“Because of ‘township tunnel vision,’ so to speak, you get varying policies and practices throughout the county,” he said. “What we need is uniformity.”
A task force headed by Court of Appeals Judge John Baker and Court of Appeals Senior Judge Betty Barteau released a report in 2012 that recommended an overhaul of township courts’ practices and recommended options for restructuring the courts. One option was to place the township courts under the purview of Marion Superior Court administration.
If the Commission on Courts or another legislative study committee takes up small claims issues this summer, it could do so at about the time that findings may be released from a fresh study of Marion County’s township courts.
John Doerner, principal court management consultant with the National Center for State Courts, is examining changes that took effect in the township courts at the beginning of the year as part of a $30,000 study funded by the Indiana Supreme Court Division of Court Administration. The study was ordered in January, and Doerner recently visited several township courts. He hopes to speak with all nine township judges.
“One open question at this point is the impact of the venue rule change that went into effect in January,” Doerner said. That rule change stipulated that cases could be filed only in the township where a party lives or works, or in the township where the disputed transaction or occurrence took place. “We’re looking at data over the past several years as well,” he said.
Doerner hopes the NCSC study will be able to discern the impact of the rule change, and he hopes it also may be able to predict future filing volume. That could lead to recommendations for reorganizing the courts to best serve users.
“If the quality of the data is of a sort that it seems logical to make some suggestions as to where the courts should be located, maybe we can go down that route,” he said.
David Remondini, chief deputy executive director for the Division of State Court Administration, said the Supreme Court authorized the study in an effort to improve the small claims experience.
“It has amazed me how much detail (Doerner) has gone into,” Remondini said. “He asked for quite a bit of data from us, and he had many meetings while he was here in Indianapolis for five days.
“We really feel he got a pretty good picture of the landscape.”
Rosenberg hopes the study results in “very practical steps outlined for how we should fund and staff the township court system.”
Fixing the Marion County Township Courts was among one of the few requests Indiana Chief Justice Brent Dickson had for lawmakers in his State of the Judiciary address in January.

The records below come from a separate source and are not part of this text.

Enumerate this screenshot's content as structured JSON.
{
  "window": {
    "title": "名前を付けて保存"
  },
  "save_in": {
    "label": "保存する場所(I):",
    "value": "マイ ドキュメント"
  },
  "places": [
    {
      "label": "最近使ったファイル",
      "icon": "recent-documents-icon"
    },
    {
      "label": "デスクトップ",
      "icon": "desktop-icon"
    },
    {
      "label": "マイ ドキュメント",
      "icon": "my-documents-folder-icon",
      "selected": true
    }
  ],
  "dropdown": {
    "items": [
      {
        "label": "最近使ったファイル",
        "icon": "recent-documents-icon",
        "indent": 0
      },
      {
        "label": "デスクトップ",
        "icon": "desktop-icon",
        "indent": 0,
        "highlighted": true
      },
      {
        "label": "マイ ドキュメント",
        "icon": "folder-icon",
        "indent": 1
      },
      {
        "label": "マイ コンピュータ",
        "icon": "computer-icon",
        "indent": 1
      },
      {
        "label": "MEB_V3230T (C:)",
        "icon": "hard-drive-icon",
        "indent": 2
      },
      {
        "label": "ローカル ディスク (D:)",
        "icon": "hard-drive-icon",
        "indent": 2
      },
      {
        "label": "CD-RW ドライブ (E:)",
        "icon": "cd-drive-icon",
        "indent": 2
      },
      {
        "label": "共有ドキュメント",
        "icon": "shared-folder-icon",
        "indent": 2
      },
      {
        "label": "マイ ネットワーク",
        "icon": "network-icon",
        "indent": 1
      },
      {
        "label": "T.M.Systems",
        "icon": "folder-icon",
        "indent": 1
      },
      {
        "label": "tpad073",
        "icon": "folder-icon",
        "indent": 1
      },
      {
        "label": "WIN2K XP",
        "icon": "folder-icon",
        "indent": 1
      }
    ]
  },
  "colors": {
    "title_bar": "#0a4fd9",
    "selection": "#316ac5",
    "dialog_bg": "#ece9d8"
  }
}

“Our present system has been the subject of ridicule,” he said. “Local leadership and changes in court rules, however, can only scratch the surface. Systemic change is imperative, and this requires legislative action.”
But Schneider sees little need for broader reforms of the Indianapolis courts. He’s open to perhaps raising the jurisdiction of small claims courts from the current $6,000 limit, one of the more sweeping proposals expected to be referred to the study committee.
“Anything we can take off and lighten up the workload of some of our higher courts would be better, and certainly give people an opportunity to seek justice without getting into serious legal debt,” Schneider said.
“The general public has pretty good access to the judicial system” through the township courts, he said. “A lot of people would rather work through an issue in a small claims court setting than go to the next level.
“I’m a big advocate of small claims courts as we have them in Marion County. I think it works, and I think people receive justice out of that,” he said.•